Over at the always interesting Spiked, Sandy Starr makes the claim that an irresponsible flight from reality ultimately underwrites the science fiction/fantasy subculture. Sizing up the current dominance of "geek culture," Starr, a self-professed Dr. Who buff, concludes:
This is a state of affairs that not only speaks ill of society, but actually demeans science fiction and fantasy as well, by putting them in the impossible position of having to provide us with the answers to life, the universe and everything. Fiction in these genres can be a terrific tool for exploring ideas, but it cannot satisfy the human urge to find meaning in life and to aspire to a better world. That can only come through confronting the questions that we face in the here and now.
If the geek shall inherit the Earth, then the Earth shall be the poorer for it. Both society as a whole, and science fiction/fantasy, would benefit if the latter were put back in its proper place—that is, as a satisfying diversion, rather than as life's raison d'?tre.
[Link courtesy of Arts & Letters Daily]
Update: Corrected spelling of Tardis and beg apologies.
More Update: Recorrected spelling of TARDIS (all caps) but refuse to make any more apologies to anyone other than Tom Baker.
Final Update (If I'm lying, may the Daleks take my soul): Forgot to link to Peter Bagge's comic "The Nerd-ification of America," which seems on point here.

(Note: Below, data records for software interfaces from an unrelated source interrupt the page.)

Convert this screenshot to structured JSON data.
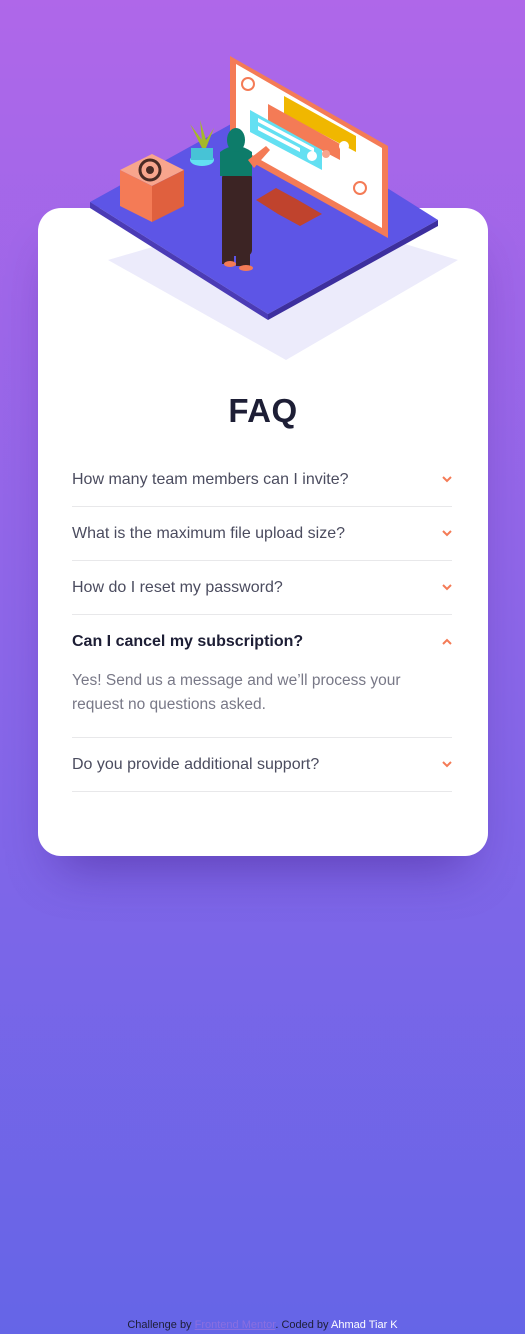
{
  "page": {
    "title": "FAQ"
  },
  "faq": [
    {
      "question": "How many team members can I invite?",
      "open": false
    },
    {
      "question": "What is the maximum file upload size?",
      "open": false
    },
    {
      "question": "How do I reset my password?",
      "open": false
    },
    {
      "question": "Can I cancel my subscription?",
      "open": true,
      "answer": "Yes! Send us a message and we’ll process your request no questions asked."
    },
    {
      "question": "Do you provide additional support?",
      "open": false
    }
  ],
  "footer": {
    "prefix": "Challenge by",
    "link_label": "Frontend Mentor",
    "middle": ". Coded by",
    "author": "Ahmad Tiar K"
  },
  "colors": {
    "background_top": "#af67e9",
    "background_bottom": "#6565e7",
    "accent": "#f47b56",
    "text_dark": "#1d1e35",
    "text_muted": "#787887"
  },
  "icons": {
    "collapsed": "chevron-down-icon",
    "expanded": "chevron-up-icon"
  }
}
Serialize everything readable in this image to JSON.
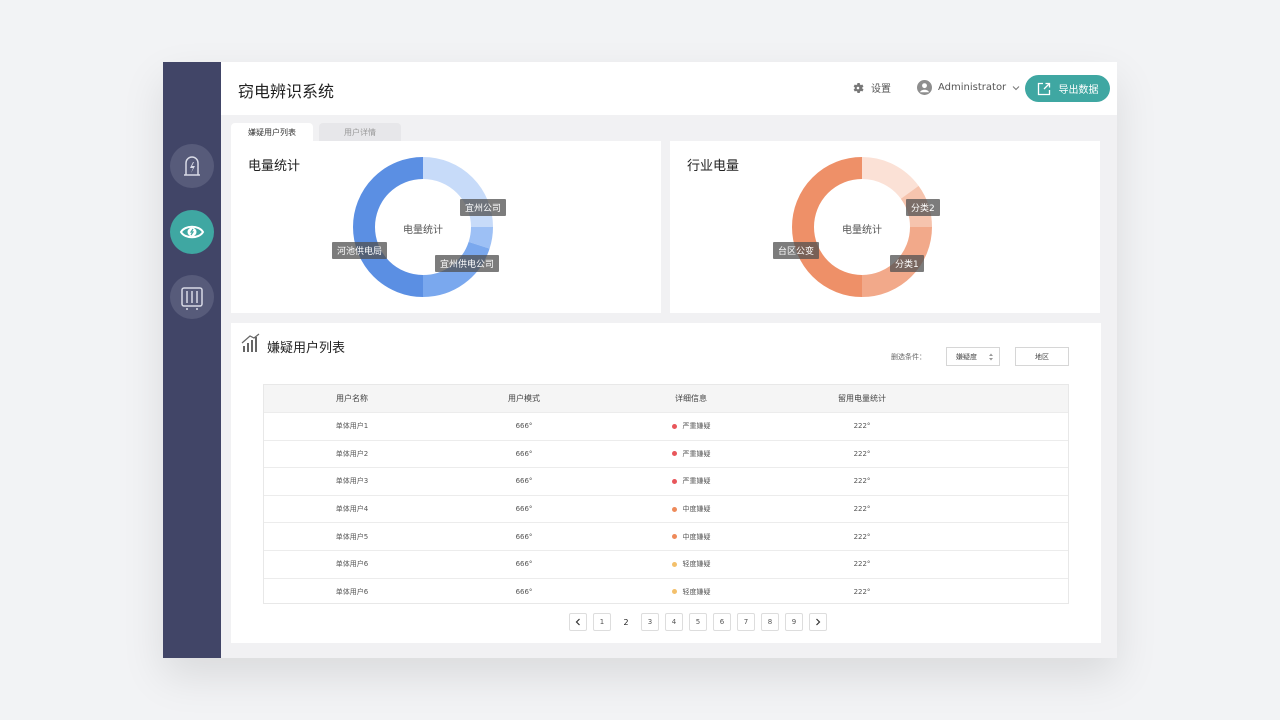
{
  "header": {
    "title": "窃电辨识系统",
    "settings_label": "设置",
    "user_name": "Administrator",
    "export_label": "导出数据"
  },
  "sidebar": {
    "items": [
      {
        "icon": "power-station-icon",
        "active": false
      },
      {
        "icon": "eye-icon",
        "active": true
      },
      {
        "icon": "meter-box-icon",
        "active": false
      }
    ]
  },
  "tabs": [
    {
      "label": "嫌疑用户列表",
      "active": true
    },
    {
      "label": "用户详情",
      "active": false
    }
  ],
  "cards": {
    "power_stats": {
      "title": "电量统计",
      "center_label": "电量统计",
      "segments": [
        {
          "label": "宜州公司",
          "value": 25,
          "color": "#c7dbf9"
        },
        {
          "label": "",
          "value": 5,
          "color": "#9dc0f5"
        },
        {
          "label": "宜州供电公司",
          "value": 20,
          "color": "#7aa8ee"
        },
        {
          "label": "河池供电局",
          "value": 50,
          "color": "#5b8fe3"
        }
      ]
    },
    "industry_power": {
      "title": "行业电量",
      "center_label": "电量统计",
      "segments": [
        {
          "label": "分类2",
          "value": 15,
          "color": "#fbe1d6"
        },
        {
          "label": "",
          "value": 10,
          "color": "#f6c4ae"
        },
        {
          "label": "分类1",
          "value": 25,
          "color": "#f2a98a"
        },
        {
          "label": "台区公变",
          "value": 50,
          "color": "#ee9068"
        }
      ]
    }
  },
  "suspect_list": {
    "title": "嫌疑用户列表",
    "filter_label": "删选条件：",
    "filter_select": "嫌疑度",
    "filter_region": "地区",
    "columns": [
      "用户名称",
      "用户模式",
      "详细信息",
      "留用电量统计"
    ],
    "rows": [
      {
        "name": "单体用户1",
        "mode": "666°",
        "detail": "严重嫌疑",
        "level": "high",
        "stat": "222°"
      },
      {
        "name": "单体用户2",
        "mode": "666°",
        "detail": "严重嫌疑",
        "level": "high",
        "stat": "222°"
      },
      {
        "name": "单体用户3",
        "mode": "666°",
        "detail": "严重嫌疑",
        "level": "high",
        "stat": "222°"
      },
      {
        "name": "单体用户4",
        "mode": "666°",
        "detail": "中度嫌疑",
        "level": "mid",
        "stat": "222°"
      },
      {
        "name": "单体用户5",
        "mode": "666°",
        "detail": "中度嫌疑",
        "level": "mid",
        "stat": "222°"
      },
      {
        "name": "单体用户6",
        "mode": "666°",
        "detail": "轻度嫌疑",
        "level": "low",
        "stat": "222°"
      },
      {
        "name": "单体用户6",
        "mode": "666°",
        "detail": "轻度嫌疑",
        "level": "low",
        "stat": "222°"
      }
    ],
    "level_colors": {
      "high": "#e8565b",
      "mid": "#ee8a5a",
      "low": "#f3c06b"
    }
  },
  "pagination": {
    "pages": [
      "1",
      "2",
      "3",
      "4",
      "5",
      "6",
      "7",
      "8",
      "9"
    ],
    "current": "2"
  },
  "colors": {
    "sidebar": "#414567",
    "accent": "#3fa7a2"
  }
}
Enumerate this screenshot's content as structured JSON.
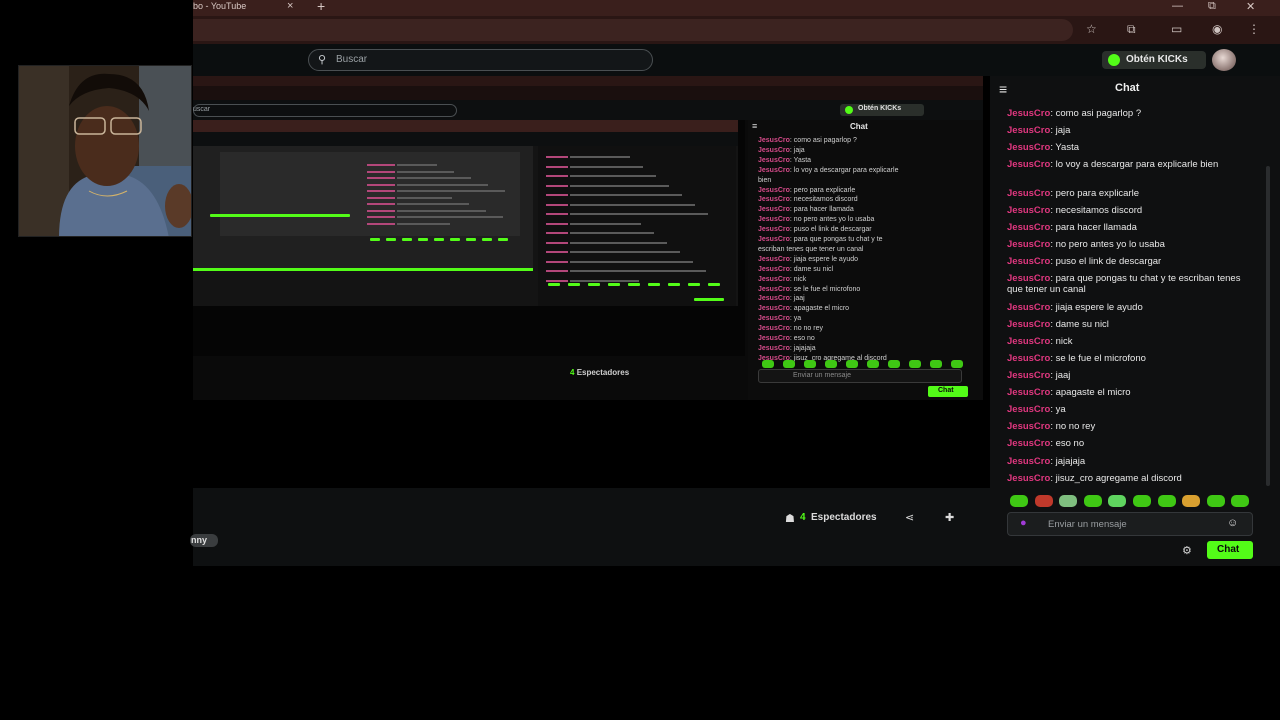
{
  "browser": {
    "tab_title": "bo - YouTube",
    "tab_close": "×",
    "tab_new": "+",
    "win_minimize": "—",
    "win_restore": "⧉",
    "win_close": "✕"
  },
  "header": {
    "search_placeholder": "Buscar",
    "kicks_label": "Obtén KICKs"
  },
  "nested": {
    "search_text": "uscar",
    "kicks_label": "Obtén KICKs",
    "chat_title": "Chat",
    "spect_count": "4",
    "spect_label": "Espectadores",
    "input_placeholder": "Enviar un mensaje",
    "chat_button": "Chat",
    "messages": [
      {
        "user": "JesusCro",
        "text": ": como asi pagarlop ?"
      },
      {
        "user": "JesusCro",
        "text": ": jaja"
      },
      {
        "user": "JesusCro",
        "text": ": Yasta"
      },
      {
        "user": "JesusCro",
        "text": ": lo voy a descargar para explicarle"
      },
      {
        "user": "",
        "text": "bien"
      },
      {
        "user": "JesusCro",
        "text": ": pero para explicarle"
      },
      {
        "user": "JesusCro",
        "text": ": necesitamos discord"
      },
      {
        "user": "JesusCro",
        "text": ": para hacer llamada"
      },
      {
        "user": "JesusCro",
        "text": ": no pero antes yo lo usaba"
      },
      {
        "user": "JesusCro",
        "text": ": puso el link de descargar"
      },
      {
        "user": "JesusCro",
        "text": ": para que pongas tu chat y te"
      },
      {
        "user": "",
        "text": "escriban tenes que tener un canal"
      },
      {
        "user": "JesusCro",
        "text": ": jiaja espere le ayudo"
      },
      {
        "user": "JesusCro",
        "text": ": dame su nicl"
      },
      {
        "user": "JesusCro",
        "text": ": nick"
      },
      {
        "user": "JesusCro",
        "text": ": se le fue el microfono"
      },
      {
        "user": "JesusCro",
        "text": ": jaaj"
      },
      {
        "user": "JesusCro",
        "text": ": apagaste el micro"
      },
      {
        "user": "JesusCro",
        "text": ": ya"
      },
      {
        "user": "JesusCro",
        "text": ": no no rey"
      },
      {
        "user": "JesusCro",
        "text": ": eso no"
      },
      {
        "user": "JesusCro",
        "text": ": jajajaja"
      },
      {
        "user": "JesusCro",
        "text": ": jisuz_cro agregame al discord"
      }
    ]
  },
  "stream_info": {
    "spect_count": "4",
    "spect_label": "Espectadores",
    "name_tag": "nny"
  },
  "chat": {
    "title": "Chat",
    "input_placeholder": "Enviar un mensaje",
    "send_button": "Chat",
    "username_color": "#e0377f",
    "accent": "#53fc18",
    "messages": [
      {
        "user": "JesusCro",
        "text": ": como asi pagarlop ?"
      },
      {
        "user": "JesusCro",
        "text": ": jaja"
      },
      {
        "user": "JesusCro",
        "text": ": Yasta"
      },
      {
        "user": "JesusCro",
        "text": ": lo voy a descargar para explicarle bien"
      },
      {
        "user": "JesusCro",
        "text": ": pero para explicarle"
      },
      {
        "user": "JesusCro",
        "text": ": necesitamos discord"
      },
      {
        "user": "JesusCro",
        "text": ": para hacer llamada"
      },
      {
        "user": "JesusCro",
        "text": ": no pero antes yo lo usaba"
      },
      {
        "user": "JesusCro",
        "text": ": puso el link de descargar"
      },
      {
        "user": "JesusCro",
        "text": ": para que pongas tu chat y te escriban tenes que tener un canal"
      },
      {
        "user": "JesusCro",
        "text": ": jiaja espere le ayudo"
      },
      {
        "user": "JesusCro",
        "text": ": dame su nicl"
      },
      {
        "user": "JesusCro",
        "text": ": nick"
      },
      {
        "user": "JesusCro",
        "text": ": se le fue el microfono"
      },
      {
        "user": "JesusCro",
        "text": ": jaaj"
      },
      {
        "user": "JesusCro",
        "text": ": apagaste el micro"
      },
      {
        "user": "JesusCro",
        "text": ": ya"
      },
      {
        "user": "JesusCro",
        "text": ": no no rey"
      },
      {
        "user": "JesusCro",
        "text": ": eso no"
      },
      {
        "user": "JesusCro",
        "text": ": jajajaja"
      },
      {
        "user": "JesusCro",
        "text": ": jisuz_cro agregame al discord"
      }
    ],
    "emotes": [
      "emote-1",
      "emote-2",
      "emote-3",
      "emote-4",
      "emote-5",
      "emote-6",
      "emote-7",
      "emote-8",
      "emote-9",
      "emote-10"
    ]
  },
  "icons": {
    "search": "search-icon",
    "chat_collapse": "chat-collapse-icon",
    "viewers": "viewers-icon",
    "share": "share-icon",
    "follow": "follow-icon",
    "mic": "mic-icon",
    "emoji": "emoji-icon",
    "settings": "settings-icon"
  }
}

Daleks Update: In my original formulation, I identified Sandy Starr as a she, which he is most certainly not. Apologies all around from me.